Union Major General Jesse L. Reno's IX Corps followed Jackson's men through the city a couple of days in the future the way to the Fight of South Mountain, where Reno passed away. The websites of the fights are due west of the city along the National Road, west of Burkittsville. Confederate soldiers under Jackson and Walker unsuccessfully tried to stop the Federal army's westward advance into the Cumberland Valley and towards Sharpsburg.
The 1889 memorial commemorating Major General Reno and the Union soldiers of his IX Corps is on Reno Monolith Road west of Middletown, just listed below the top of Fox's Gap, as is a 1993 memorial to killed Confederate Brig. Gen. Samuel Garland Jr., and the North Carolina soldiers who held the line.
George McClellan after the Battle of South Mountain and the Battle of Antietam, delivered a brief speech at what was then the B. & O. Railroad depot at the existing crossway of East All Saints and South Market Streets. A plaque honors the speech (at what is today the Frederick Neighborhood Action Agency, a Social Solutions workplace).

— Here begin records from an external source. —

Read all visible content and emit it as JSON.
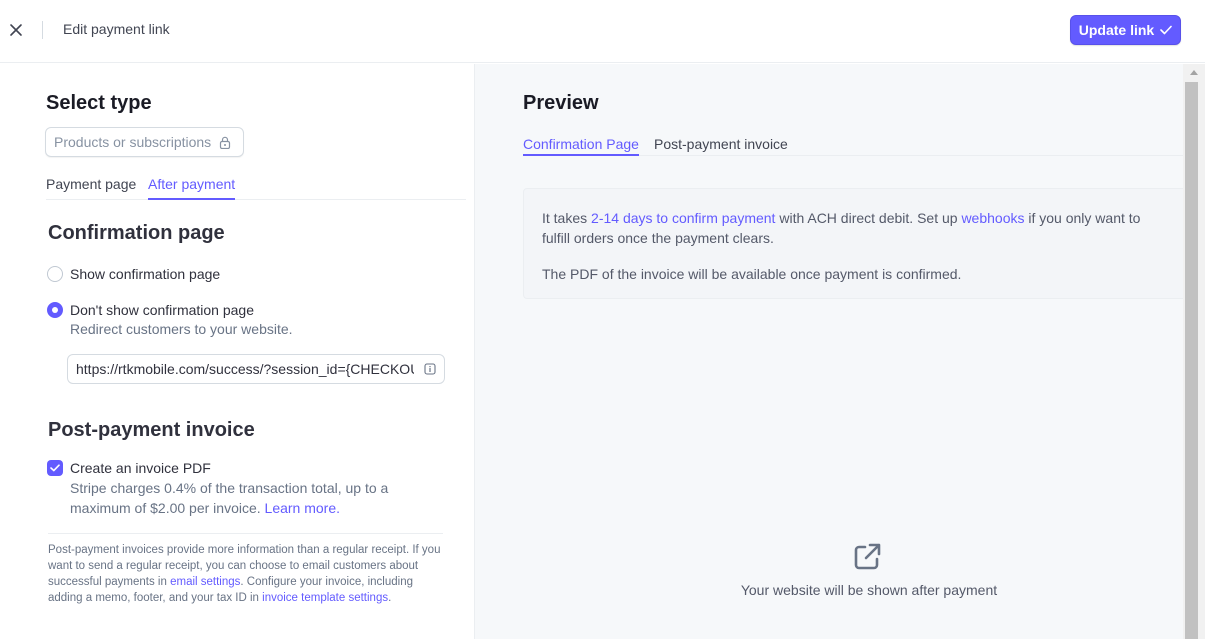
{
  "header": {
    "title": "Edit payment link",
    "update_label": "Update link"
  },
  "left": {
    "title": "Select type",
    "type_select": "Products or subscriptions",
    "tabs": [
      {
        "label": "Payment page",
        "active": false
      },
      {
        "label": "After payment",
        "active": true
      }
    ],
    "confirmation": {
      "heading": "Confirmation page",
      "show_label": "Show confirmation page",
      "dont_show_label": "Don't show confirmation page",
      "dont_show_sub": "Redirect customers to your website.",
      "selected": "dont_show",
      "url_value": "https://rtkmobile.com/success/?session_id={CHECKOUT_SESSION_ID}"
    },
    "invoice": {
      "heading": "Post-payment invoice",
      "checkbox_label": "Create an invoice PDF",
      "checked": true,
      "desc": "Stripe charges 0.4% of the transaction total, up to a maximum of $2.00 per invoice.",
      "learn_more": "Learn more.",
      "footer_part1": "Post-payment invoices provide more information than a regular receipt. If you want to send a regular receipt, you can choose to email customers about successful payments in",
      "footer_link1": "email settings",
      "footer_part2": ". Configure your invoice, including adding a memo, footer, and your tax ID in",
      "footer_link2": "invoice template settings",
      "footer_part3": "."
    }
  },
  "right": {
    "title": "Preview",
    "tabs": [
      {
        "label": "Confirmation Page",
        "active": true
      },
      {
        "label": "Post-payment invoice",
        "active": false
      }
    ],
    "notice": {
      "p1_part1": "It takes",
      "p1_link1": "2-14 days to confirm payment",
      "p1_part2": "with ACH direct debit. Set up",
      "p1_link2": "webhooks",
      "p1_part3": "if you only want to fulfill orders once the payment clears.",
      "p2": "The PDF of the invoice will be available once payment is confirmed."
    },
    "after_payment_text": "Your website will be shown after payment"
  },
  "colors": {
    "accent": "#635bff",
    "text": "#30313d",
    "muted": "#687385",
    "panel_bg": "#f6f8fa"
  },
  "icons": {
    "close": "close-icon",
    "check": "checkmark-icon",
    "lock": "lock-icon",
    "info": "info-icon",
    "external": "external-link-icon"
  }
}
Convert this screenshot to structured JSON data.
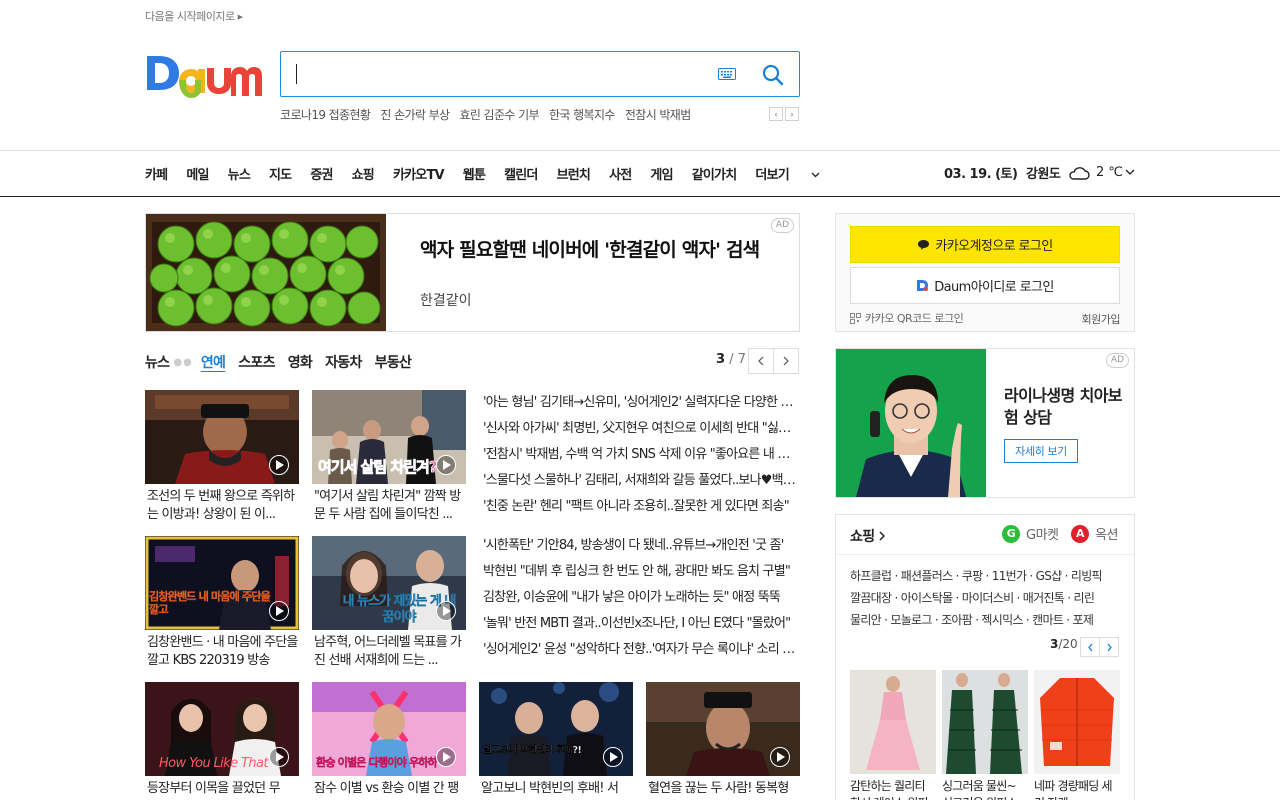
{
  "top": {
    "startpage_label": "다음을 시작페이지로"
  },
  "search": {
    "value": "",
    "placeholder": ""
  },
  "trending": [
    "코로나19 접종현황",
    "진 손가락 부상",
    "효린 김준수 기부",
    "한국 행복지수",
    "전참시 박재범"
  ],
  "trend_nav": {
    "prev": "‹",
    "next": "›"
  },
  "gnb": {
    "items": [
      "카페",
      "메일",
      "뉴스",
      "지도",
      "증권",
      "쇼핑",
      "카카오TV",
      "웹툰",
      "캘린더",
      "브런치",
      "사전",
      "게임",
      "같이가치"
    ],
    "more_label": "더보기",
    "date": "03. 19. (토)",
    "region": "강원도",
    "temp": "2",
    "temp_unit": "℃"
  },
  "ad_banner": {
    "badge": "AD",
    "title": "액자 필요할땐 네이버에 '한결같이 액자' 검색",
    "subtitle": "한결같이"
  },
  "news": {
    "tabs": [
      "뉴스",
      "연예",
      "스포츠",
      "영화",
      "자동차",
      "부동산"
    ],
    "active_tab": "연예",
    "page_current": "3",
    "page_total": "/ 7",
    "thumbs_row1": [
      {
        "caption": "조선의 두 번째 왕으로 즉위하는 이방과! 상왕이 된 이..."
      },
      {
        "caption": "\"여기서 살림 차린겨\" 깜짝 방문 두 사람 집에 들이닥친 ...",
        "overlay_text": "여기서 살림 차린겨?"
      }
    ],
    "headlines_row1": [
      "'아는 형님' 김기태→신유미, '싱어게인2' 실력자다운 다양한 무대",
      "'신사와 아가씨' 최명빈, 父지현우 여친으로 이세희 반대 \"싫어요\"",
      "'전참시' 박재범, 수백 억 가치 SNS 삭제 이유 \"좋아요른 내 사업\"",
      "'스물다섯 스물하나' 김태리, 서재희와 갈등 풀었다..보나♥백이진",
      "'친중 논란' 헨리 \"팩트 아니라 조용히..잘못한 게 있다면 죄송\""
    ],
    "thumbs_row2": [
      {
        "caption": "김창완밴드 · 내 마음에 주단을 깔고 KBS 220319 방송",
        "overlay_text": "김창완밴드 내 마음에 주단을 깔고"
      },
      {
        "caption": "남주혁, 어느더레벨 목표를 가진 선배 서재희에 드는 ...",
        "overlay_text": "내 뉴스가 재밌는 게 내 꿈이야"
      }
    ],
    "headlines_row2": [
      "'시한폭탄' 기안84, 방송생이 다 됐네..유튜브→개인전 '굿 좀'",
      "박현빈 \"데뷔 후 립싱크 한 번도 안 해, 광대만 봐도 음치 구별\"",
      "김창완, 이승윤에 \"내가 낳은 아이가 노래하는 듯\" 애정 뚝뚝",
      "'놀뭐' 반전 MBTI 결과..이선빈x조나단, I 아닌 E였다 \"몰랐어\"",
      "'싱어게인2' 윤성 \"성악하다 전향..'여자가 무슨 록이냐' 소리 들어\""
    ],
    "thumbs_row3": [
      {
        "caption": "등장부터 이목을 끌었던 무",
        "overlay_text": "How You Like That"
      },
      {
        "caption": "잠수 이별 vs 환승 이별 간 팽",
        "overlay_text": "환승 이별은 다행이야 우하하"
      },
      {
        "caption": "알고보니 박현빈의 후배! 서",
        "overlay_text": "알고보니 박현빈의 후배?!"
      },
      {
        "caption": "혈연을 끊는 두 사람! 동복형"
      }
    ]
  },
  "login": {
    "kakao_label": "카카오계정으로 로그인",
    "daum_label": "Daum아이디로 로그인",
    "qr_label": "카카오 QR코드 로그인",
    "signup_label": "회원가입"
  },
  "ad_side": {
    "badge": "AD",
    "title": "라이나생명 치아보험 상담",
    "button": "자세히 보기"
  },
  "shopping": {
    "title": "쇼핑",
    "gmarket_label": "G마켓",
    "auction_label": "옥션",
    "links": [
      "하프클럽 · 패션플러스 · 쿠팡 · 11번가 · GS샵 · 리빙픽",
      "깔끔대장 · 아이스탁몰 · 마이더스비 · 매거진톡 · 리린",
      "물리안 · 모놀로그 · 조아팜 · 젝시믹스 · 캔마트 · 포제"
    ],
    "page_current": "3",
    "page_total": "/20",
    "items": [
      {
        "caption": "감탄하는 퀄리티 핫시 레이스 원피스"
      },
      {
        "caption": "싱그러움 물씬~ 싱그러운 원피스"
      },
      {
        "caption": "네파 경량패딩 세컨 자켓"
      }
    ]
  },
  "colors": {
    "accent": "#1b7fd6",
    "kakao": "#fee500",
    "border": "#1b8fd8"
  }
}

The Army of the Potomac camped around the Possibility Hall property for the a number of days as skirmishers pursued Lee's Confederate Army of Northern Virginia prior to Gettysburg. A big granite rectangular monument made from one of the stones at the "Devil's Den" in Gettysburg to the east along the driveway celebrates the midnight change-of-command.

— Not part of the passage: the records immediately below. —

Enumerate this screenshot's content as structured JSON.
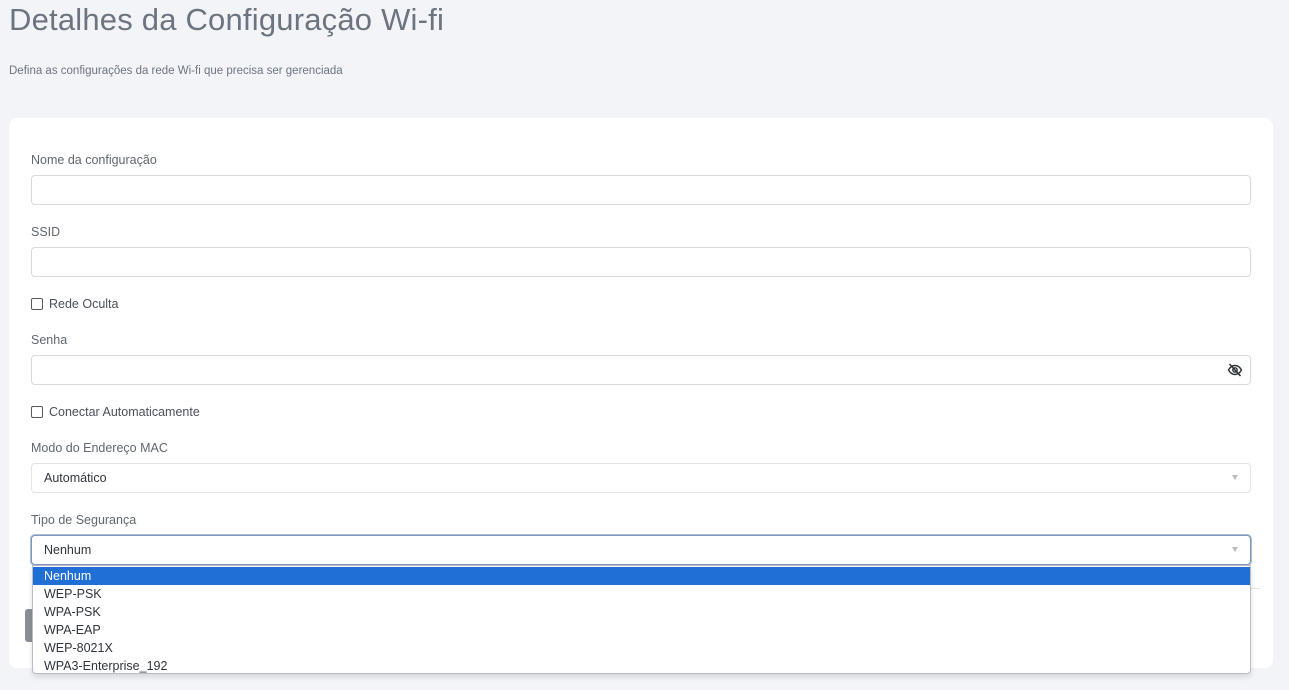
{
  "header": {
    "title": "Detalhes da Configuração Wi-fi",
    "subtitle": "Defina as configurações da rede Wi-fi que precisa ser gerenciada"
  },
  "form": {
    "config_name": {
      "label": "Nome da configuração",
      "value": ""
    },
    "ssid": {
      "label": "SSID",
      "value": ""
    },
    "hidden_network": {
      "label": "Rede Oculta",
      "checked": false
    },
    "password": {
      "label": "Senha",
      "value": "",
      "toggle_icon": "eye-slash-icon"
    },
    "auto_connect": {
      "label": "Conectar Automaticamente",
      "checked": false
    },
    "mac_mode": {
      "label": "Modo do Endereço MAC",
      "value": "Automático"
    },
    "security_type": {
      "label": "Tipo de Segurança",
      "value": "Nenhum",
      "options": [
        "Nenhum",
        "WEP-PSK",
        "WPA-PSK",
        "WPA-EAP",
        "WEP-8021X",
        "WPA3-Enterprise_192"
      ],
      "selected_index": 0
    }
  },
  "colors": {
    "background": "#f3f4f8",
    "card": "#ffffff",
    "option_highlight": "#1f6fd6",
    "focus_border": "#7e9ab8"
  }
}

27 million in 2019 dollars) from citizens for not taking down the city on their method to Washington D.C. Union soldiers under Major General Lew Wallace fought an effective delaying action, in what ended up being the last considerable Confederate advance at the Battle of Monocacy, also referred to as the "Fight that conserved Washington." The Monocacy National Battleground lies simply southeast of the city limits, along the Monocacy River at the B.
Railway junction where two bridges cross the stream - an iron-truss bridge for the railway and a covered wooden bridge for the Frederick-Urbana-Georgetown Pike, which was the website of the primary battle of July 1864. Some skirmishing happened more northeast of town at the stone-arched "Container Bridge" where the National Road crossed the Monocacy; and a weapons bombardment took place along the National Roadway west of town near Red Man's Hill and Prospect Hall mansion as the Union troops pulled back eastward.

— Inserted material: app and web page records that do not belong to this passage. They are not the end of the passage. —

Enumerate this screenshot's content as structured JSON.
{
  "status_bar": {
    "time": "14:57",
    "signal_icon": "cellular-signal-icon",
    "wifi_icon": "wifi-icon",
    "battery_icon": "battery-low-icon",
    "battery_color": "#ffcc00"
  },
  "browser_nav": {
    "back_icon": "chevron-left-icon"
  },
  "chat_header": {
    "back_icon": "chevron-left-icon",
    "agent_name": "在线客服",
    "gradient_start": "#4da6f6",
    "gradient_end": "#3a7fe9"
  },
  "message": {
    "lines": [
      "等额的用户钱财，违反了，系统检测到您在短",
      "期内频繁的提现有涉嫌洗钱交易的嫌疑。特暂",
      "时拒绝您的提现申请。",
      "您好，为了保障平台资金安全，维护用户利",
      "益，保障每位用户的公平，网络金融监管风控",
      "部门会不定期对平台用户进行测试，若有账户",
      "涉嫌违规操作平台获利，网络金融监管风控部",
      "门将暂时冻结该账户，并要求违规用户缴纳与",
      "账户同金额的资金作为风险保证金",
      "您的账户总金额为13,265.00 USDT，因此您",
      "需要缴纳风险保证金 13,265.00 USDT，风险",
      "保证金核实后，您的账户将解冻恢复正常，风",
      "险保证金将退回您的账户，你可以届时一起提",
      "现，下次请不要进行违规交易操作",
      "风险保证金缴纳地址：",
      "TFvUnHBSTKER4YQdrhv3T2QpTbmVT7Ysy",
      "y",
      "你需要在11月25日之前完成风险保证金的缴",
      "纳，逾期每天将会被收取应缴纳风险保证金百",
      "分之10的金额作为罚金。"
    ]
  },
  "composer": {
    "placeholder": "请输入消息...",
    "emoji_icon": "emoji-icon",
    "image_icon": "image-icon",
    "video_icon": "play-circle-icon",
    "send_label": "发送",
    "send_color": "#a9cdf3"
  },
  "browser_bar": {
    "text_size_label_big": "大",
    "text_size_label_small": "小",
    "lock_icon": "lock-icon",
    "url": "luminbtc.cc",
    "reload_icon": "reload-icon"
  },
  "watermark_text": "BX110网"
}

While Gettysburg National Battlefield of 1863 lies around 35 miles (56 km) to the north-northeast. The reconstructed home of Barbara Fritchie stands on West Patrick Street, just previous Carroll Creek linear park. Fritchie, a substantial figure in Maryland history in her own right, is buried in Frederick's Mount Olivet Cemetery.
Roosevelt when they stopped here in 1941 on a car journey to the governmental retreat, then called "Shangra-La" (now "Camp David") within the Catoctin Mountains near Thurmont. Admiral Winfield Scott Schley (18391911) was born at "Richfields", the estate house of his daddy. He became an important marine commander of the American fleet on board his flagship and heavy cruiser USS Baltimore in addition to Admiral William T.
Major Henry Schley's child, Dr. Fairfax Schley, was important in setting up the Frederick County Agricultural Society and the Great Frederick Fair. Gilmer Schley acted as Mayor from 1919 to 1922, and the Schleys stayed among the town's leading families into the late-20th century. Nathaniel Wilson Schley, a prominent lender, and his wife Mary Margaret Schley assisted organize and raise funds for the yearly Fantastic Frederick Fair, one of the 2 biggest farming fairs in the State.